Destination is dated, but it’s equally fascinating to see what aspects the filmmakers and consultants got right, what speculations were way off the bat – like the proposed ‘gliding’ through Earth’s atmosphere using parachutes for re-entry – and what hypothetical procedures were dramatized, of which space flight and space weightlessness are the most intriguing.
The base of the ship’s three-pronged wings are capped with convex rubber stumps to absorb a landing shock, and the propulsion system consist of rapid atomic explosions rather than rocket fuel. The use of an atomic reactor is dramatized in the Woody Woodpecker cartoon (custom-animated for the film by Walter Lantz’ studio), and the propulsion system isn’t that different from the nuclear payload the U.S. army was drafting on paper for their own space exploration scheme, Project Orion, but it’s incredible to think one could (can?) design a ship whose hull and bulkheads would protect a reactor from exterior pressure, heat and cold, and shield the crew from radiation.
Those are some thoughts on the film’s political and social aspects, but the reason Destination still functions as escapist fodder is its core theme of space exploration, and while the effects aren’t jaw-dropping anymore, there’s no denying the theme of adventure, and the visual and aural artistry are what grabs the viewer.
Leith’s Stevens’ score was not only top-notch, but eschewed overt themes of heroism or treating space exploration like sea exploration with sea-themed and folk-styled material. The score is dreamy, exciting, and extremely innovative in the way it drapes the film like a smooth velvet cloth, and evokes weightless and a fear of space’s dark unknown when we’re stuck with dialogue scenes and minimal visual references, like seeing the Earth through the ship’s porthole while the craft rests on the moon’s surface.
Even the sound effect were treated with care, and besides the requisite engine thrusts, there are some subtle effects that lend a sense of weirdness – chiefly the metal clangs played forward-reverse, with sound sucked backwards as the men walk in the weightless ship using magnetic boots.
The visual compositions and Technicolor photography is quite nice, although the source print for Image’s DVD is mediocre. The details are sharp and the colour registration isn’t as hazy as other period films on DVD (Belles on Their Toes, for example, or King Solomon’s Mines), but there are splices, jumps, scratches, and low volume sound that mar the experience of seeing this cinema and sci-fi milestone.
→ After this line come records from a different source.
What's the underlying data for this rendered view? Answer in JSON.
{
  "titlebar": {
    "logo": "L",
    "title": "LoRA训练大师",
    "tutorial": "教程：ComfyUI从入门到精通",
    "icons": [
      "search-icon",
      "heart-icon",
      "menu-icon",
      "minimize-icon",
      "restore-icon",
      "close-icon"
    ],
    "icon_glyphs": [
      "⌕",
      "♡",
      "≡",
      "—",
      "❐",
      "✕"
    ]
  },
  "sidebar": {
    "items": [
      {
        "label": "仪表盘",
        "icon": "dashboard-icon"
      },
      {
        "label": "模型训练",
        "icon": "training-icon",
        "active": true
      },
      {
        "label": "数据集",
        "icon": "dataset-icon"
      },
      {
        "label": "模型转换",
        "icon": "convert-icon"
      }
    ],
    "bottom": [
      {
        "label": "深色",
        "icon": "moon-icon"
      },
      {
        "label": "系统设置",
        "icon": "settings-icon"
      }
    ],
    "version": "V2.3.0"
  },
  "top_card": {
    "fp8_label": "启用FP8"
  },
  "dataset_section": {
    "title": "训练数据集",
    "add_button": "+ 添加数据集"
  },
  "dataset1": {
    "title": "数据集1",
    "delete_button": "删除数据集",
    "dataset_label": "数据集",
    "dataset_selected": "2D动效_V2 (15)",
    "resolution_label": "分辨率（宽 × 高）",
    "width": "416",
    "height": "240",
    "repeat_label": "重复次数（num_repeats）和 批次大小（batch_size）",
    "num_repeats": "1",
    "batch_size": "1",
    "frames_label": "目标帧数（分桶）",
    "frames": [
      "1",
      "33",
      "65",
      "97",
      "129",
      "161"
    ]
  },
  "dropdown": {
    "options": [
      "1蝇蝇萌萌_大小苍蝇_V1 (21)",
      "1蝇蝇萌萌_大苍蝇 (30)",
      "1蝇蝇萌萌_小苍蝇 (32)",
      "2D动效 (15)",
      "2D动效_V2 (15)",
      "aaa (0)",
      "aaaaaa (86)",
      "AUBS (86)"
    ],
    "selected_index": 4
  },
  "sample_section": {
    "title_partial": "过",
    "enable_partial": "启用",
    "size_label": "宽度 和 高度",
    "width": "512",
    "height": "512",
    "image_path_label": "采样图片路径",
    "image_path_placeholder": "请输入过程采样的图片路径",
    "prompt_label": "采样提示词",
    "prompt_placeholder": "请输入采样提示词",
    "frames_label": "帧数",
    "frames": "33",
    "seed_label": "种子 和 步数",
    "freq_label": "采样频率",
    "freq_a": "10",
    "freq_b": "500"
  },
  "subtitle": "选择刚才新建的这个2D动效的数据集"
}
Efforts should really be made not only for a definitive restoration, but a decent special edition loaded with publicity ephemera, a dense commentary track, isolated music score (so little of Stevens’ music exists on disc), and a featurette and gallery on the spectacular matte paintings by Cheseley Bonestall.
Much like Pal’s War of the Worlds (1953), the painted backgrounds are hypnotic in their evocation of a barren lonely moon, and a mystical star-speckled sky. The paintings are also in the moon backdrops that maintain the illusion of a vast moonscape when the spacesuit visors are reflecting the studio carbon lamps a few feet from the actors.
Sci-fi fans will also get a kick out of seeing the ship and suit designs that became props in lesser films, as well as iconic gear necessary for space travel in fifties films. The inaugural launch is also notable for a lengthy sequence showing the effects of G-force on the astronauts’ faces, which are exaggerated here with clever makeup, and were wanly imitated in two scenes in the B-grade Queen of Outer Space (1958).
Following the success of Destination Moon, Pal followed up with several more space flicks, including When Worlds Collide (1951), The War of the Worlds (1953), and Conquest of Space (1955).
Other tales by Robert Heinlein spun into films include Project Moon Base (1953), and Starship Troopers (1997).
© 2009 Mark R. Hasan